Dataset rows describing interfaces:
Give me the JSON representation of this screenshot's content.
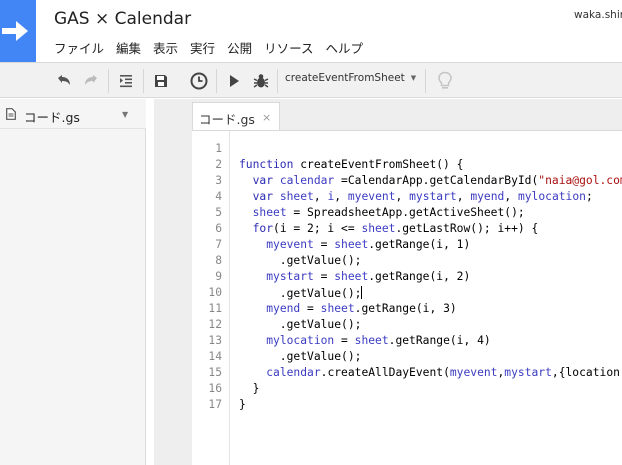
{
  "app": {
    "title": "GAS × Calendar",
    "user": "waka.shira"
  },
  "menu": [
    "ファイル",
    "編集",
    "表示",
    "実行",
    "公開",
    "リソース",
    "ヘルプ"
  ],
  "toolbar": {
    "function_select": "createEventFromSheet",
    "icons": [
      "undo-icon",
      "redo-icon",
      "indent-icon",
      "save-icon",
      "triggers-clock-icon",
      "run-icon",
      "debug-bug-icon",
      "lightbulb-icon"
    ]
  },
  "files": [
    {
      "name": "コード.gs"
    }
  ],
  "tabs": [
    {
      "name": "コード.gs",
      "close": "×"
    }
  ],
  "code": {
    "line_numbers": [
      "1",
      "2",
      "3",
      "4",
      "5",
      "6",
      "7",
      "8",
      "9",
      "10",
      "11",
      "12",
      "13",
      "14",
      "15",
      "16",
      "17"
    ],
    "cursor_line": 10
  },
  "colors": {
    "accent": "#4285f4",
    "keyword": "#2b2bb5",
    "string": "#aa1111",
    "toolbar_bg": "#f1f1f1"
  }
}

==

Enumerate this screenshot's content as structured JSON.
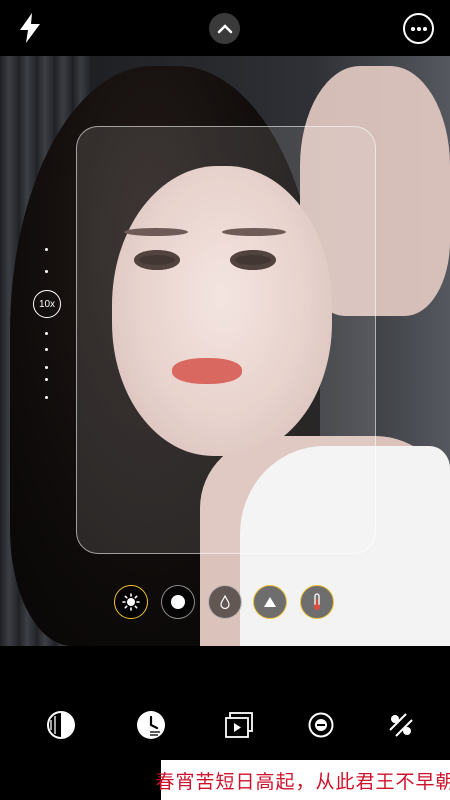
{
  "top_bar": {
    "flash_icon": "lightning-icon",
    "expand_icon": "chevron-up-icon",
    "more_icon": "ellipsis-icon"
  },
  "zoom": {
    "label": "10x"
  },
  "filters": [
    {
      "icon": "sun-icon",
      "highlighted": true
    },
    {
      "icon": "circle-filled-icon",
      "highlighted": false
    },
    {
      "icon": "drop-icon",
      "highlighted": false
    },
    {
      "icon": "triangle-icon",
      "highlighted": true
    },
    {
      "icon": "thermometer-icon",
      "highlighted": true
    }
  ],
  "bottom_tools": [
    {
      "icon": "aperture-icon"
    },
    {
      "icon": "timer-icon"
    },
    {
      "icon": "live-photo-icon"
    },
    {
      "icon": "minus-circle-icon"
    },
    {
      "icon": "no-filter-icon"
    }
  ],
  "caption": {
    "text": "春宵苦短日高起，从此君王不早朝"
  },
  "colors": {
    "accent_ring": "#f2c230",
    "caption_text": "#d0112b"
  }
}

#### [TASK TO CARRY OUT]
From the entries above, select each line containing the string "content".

#### [SOLUTION TO THE EXERCISE]
Give me the JSON representation of this screenshot's content.
Enumerate this screenshot's content as structured JSON.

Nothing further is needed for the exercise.